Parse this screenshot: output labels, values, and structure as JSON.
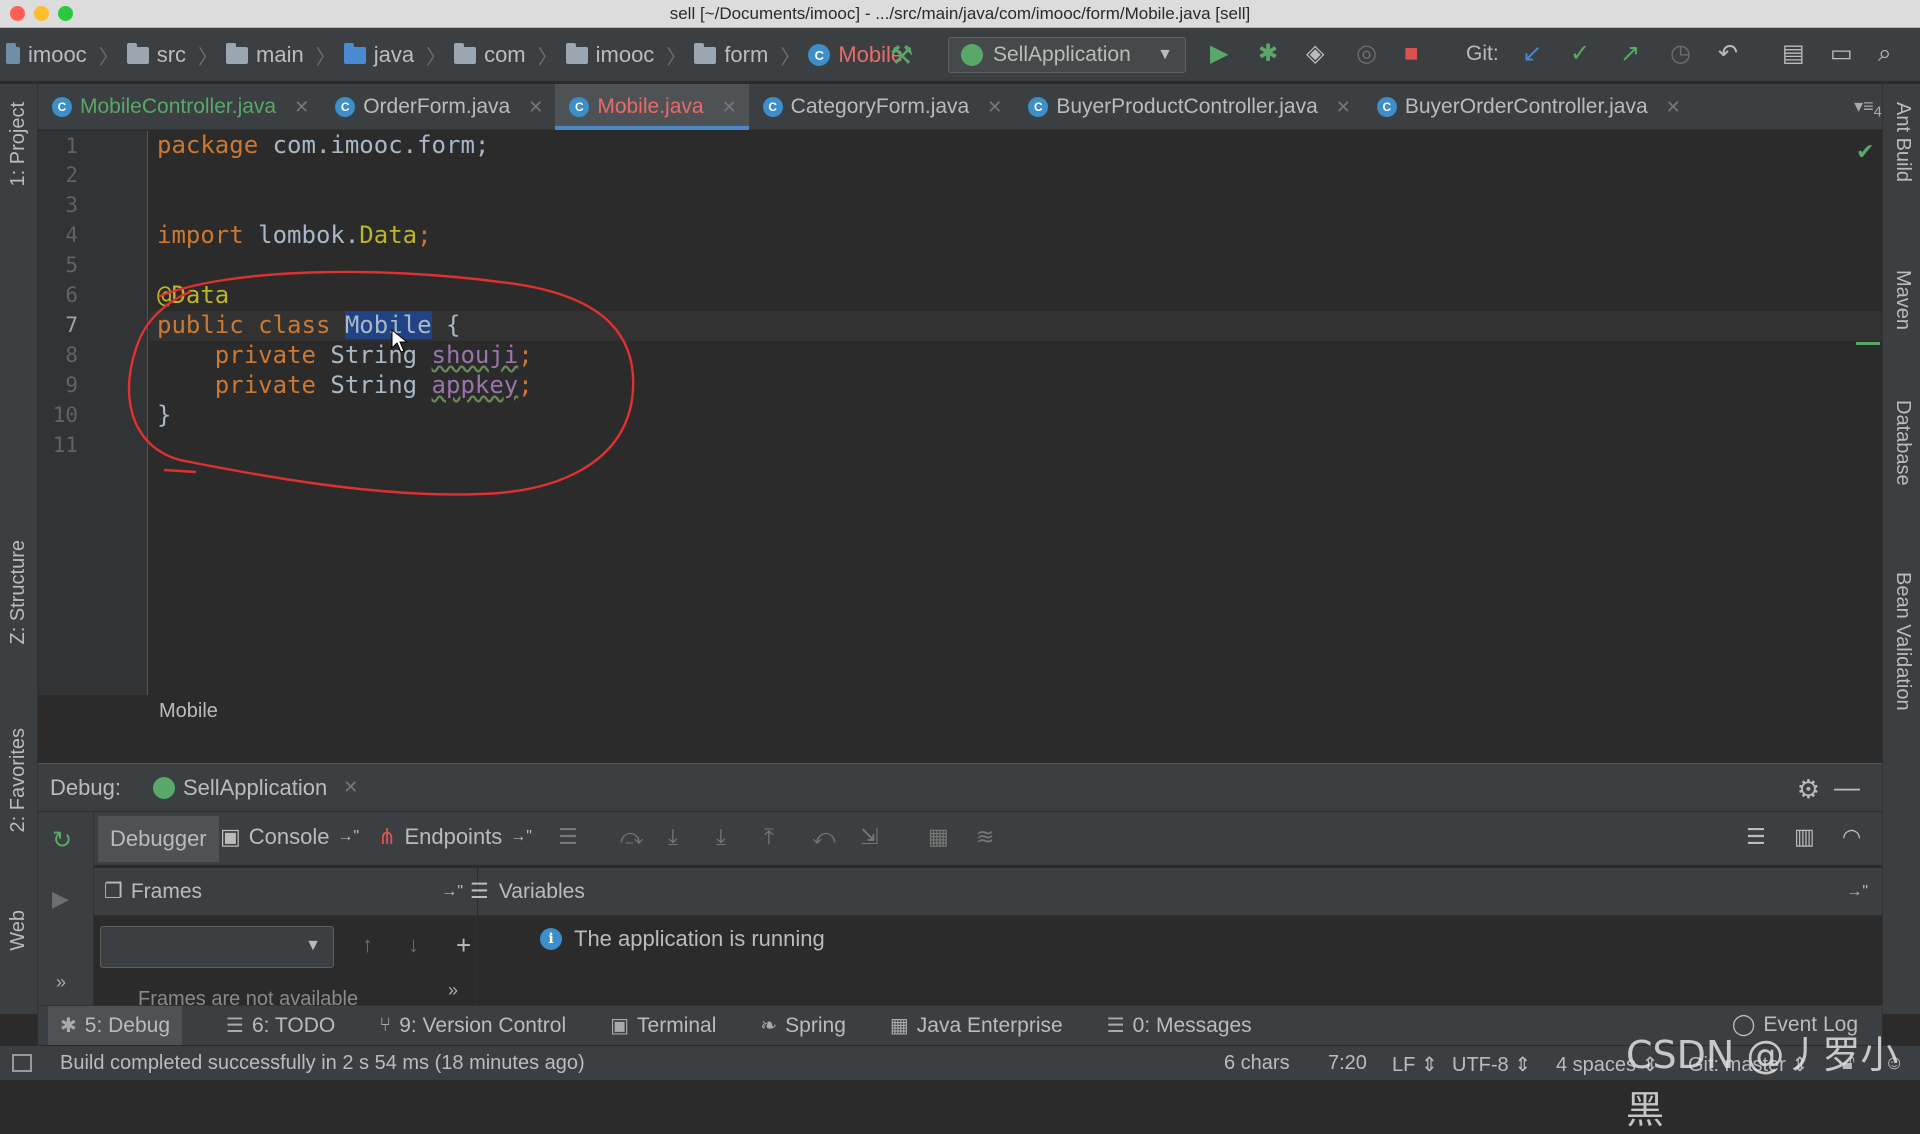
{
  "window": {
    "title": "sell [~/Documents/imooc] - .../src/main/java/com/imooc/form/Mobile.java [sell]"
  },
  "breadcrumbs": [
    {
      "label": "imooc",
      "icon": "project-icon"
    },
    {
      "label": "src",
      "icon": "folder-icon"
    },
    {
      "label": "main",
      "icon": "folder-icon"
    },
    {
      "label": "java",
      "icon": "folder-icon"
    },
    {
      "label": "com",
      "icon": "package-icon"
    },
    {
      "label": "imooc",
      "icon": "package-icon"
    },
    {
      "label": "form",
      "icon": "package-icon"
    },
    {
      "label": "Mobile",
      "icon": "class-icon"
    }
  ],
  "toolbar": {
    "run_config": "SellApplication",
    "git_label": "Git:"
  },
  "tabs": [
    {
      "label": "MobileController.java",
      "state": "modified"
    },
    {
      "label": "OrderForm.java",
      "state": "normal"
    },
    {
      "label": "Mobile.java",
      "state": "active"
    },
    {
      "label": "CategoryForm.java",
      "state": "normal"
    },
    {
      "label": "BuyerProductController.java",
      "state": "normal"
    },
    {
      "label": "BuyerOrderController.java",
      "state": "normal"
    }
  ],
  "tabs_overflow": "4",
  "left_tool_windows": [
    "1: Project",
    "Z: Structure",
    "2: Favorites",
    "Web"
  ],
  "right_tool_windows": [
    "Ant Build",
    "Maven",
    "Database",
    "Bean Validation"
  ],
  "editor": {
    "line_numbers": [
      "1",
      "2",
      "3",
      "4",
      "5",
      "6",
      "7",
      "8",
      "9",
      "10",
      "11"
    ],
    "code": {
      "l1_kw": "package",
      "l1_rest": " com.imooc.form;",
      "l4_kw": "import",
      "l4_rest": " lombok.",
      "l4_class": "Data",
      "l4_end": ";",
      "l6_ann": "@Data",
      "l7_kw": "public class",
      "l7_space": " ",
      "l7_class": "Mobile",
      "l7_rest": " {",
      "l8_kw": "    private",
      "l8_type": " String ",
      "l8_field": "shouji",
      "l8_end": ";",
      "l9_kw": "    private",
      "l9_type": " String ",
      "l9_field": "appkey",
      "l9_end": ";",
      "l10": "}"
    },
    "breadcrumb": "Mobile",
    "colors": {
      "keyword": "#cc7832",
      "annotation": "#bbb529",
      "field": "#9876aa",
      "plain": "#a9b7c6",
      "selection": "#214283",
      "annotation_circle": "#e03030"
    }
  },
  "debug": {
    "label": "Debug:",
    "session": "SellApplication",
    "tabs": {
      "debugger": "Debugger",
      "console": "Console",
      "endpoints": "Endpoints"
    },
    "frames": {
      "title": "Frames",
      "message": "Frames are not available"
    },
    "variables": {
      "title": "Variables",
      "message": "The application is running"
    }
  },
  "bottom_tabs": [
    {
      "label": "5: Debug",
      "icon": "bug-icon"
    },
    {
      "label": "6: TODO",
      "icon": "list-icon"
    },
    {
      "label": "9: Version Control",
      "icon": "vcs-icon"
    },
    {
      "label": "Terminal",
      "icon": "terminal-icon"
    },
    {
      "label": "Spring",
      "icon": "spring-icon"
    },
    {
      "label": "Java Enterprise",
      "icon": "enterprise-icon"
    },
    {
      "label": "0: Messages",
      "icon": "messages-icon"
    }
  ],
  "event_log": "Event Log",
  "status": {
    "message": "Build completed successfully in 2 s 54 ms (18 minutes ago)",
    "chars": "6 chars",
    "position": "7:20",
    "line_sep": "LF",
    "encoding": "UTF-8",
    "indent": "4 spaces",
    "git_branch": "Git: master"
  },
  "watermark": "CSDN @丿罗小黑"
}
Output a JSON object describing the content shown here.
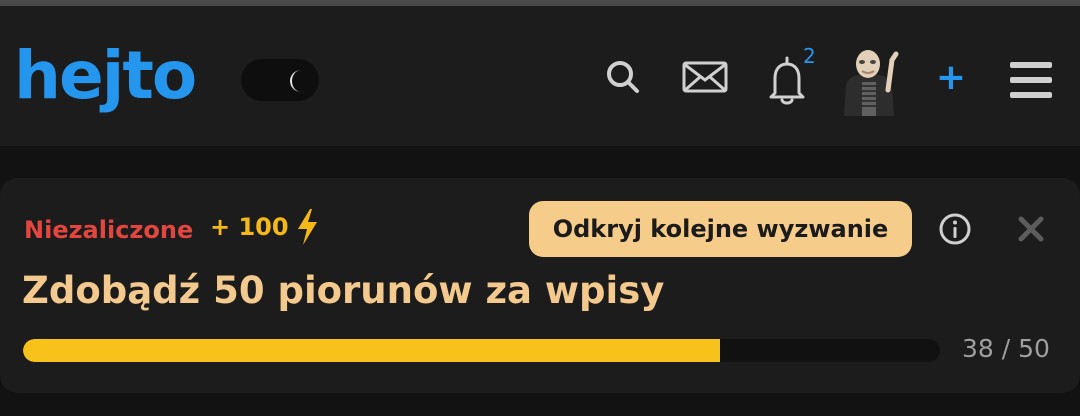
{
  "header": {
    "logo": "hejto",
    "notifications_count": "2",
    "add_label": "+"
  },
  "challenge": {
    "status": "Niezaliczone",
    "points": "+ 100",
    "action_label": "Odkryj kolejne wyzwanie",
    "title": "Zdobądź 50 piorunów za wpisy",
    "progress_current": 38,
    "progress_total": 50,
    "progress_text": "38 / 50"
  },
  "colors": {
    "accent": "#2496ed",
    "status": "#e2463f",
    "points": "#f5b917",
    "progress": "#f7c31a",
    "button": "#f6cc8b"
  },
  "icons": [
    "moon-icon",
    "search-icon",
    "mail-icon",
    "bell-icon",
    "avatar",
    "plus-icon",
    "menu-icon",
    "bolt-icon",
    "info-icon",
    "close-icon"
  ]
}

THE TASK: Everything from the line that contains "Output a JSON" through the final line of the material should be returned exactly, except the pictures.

EXPECTED ANSWER:
Output a JSON object describing the content shown here.
{
  "header": {
    "logo": "hejto",
    "notifications_count": "2",
    "add_label": "+"
  },
  "challenge": {
    "status": "Niezaliczone",
    "points": "+ 100",
    "action_label": "Odkryj kolejne wyzwanie",
    "title": "Zdobądź 50 piorunów za wpisy",
    "progress_current": 38,
    "progress_total": 50,
    "progress_text": "38 / 50"
  },
  "colors": {
    "accent": "#2496ed",
    "status": "#e2463f",
    "points": "#f5b917",
    "progress": "#f7c31a",
    "button": "#f6cc8b"
  },
  "icons": [
    "moon-icon",
    "search-icon",
    "mail-icon",
    "bell-icon",
    "avatar",
    "plus-icon",
    "menu-icon",
    "bolt-icon",
    "info-icon",
    "close-icon"
  ]
}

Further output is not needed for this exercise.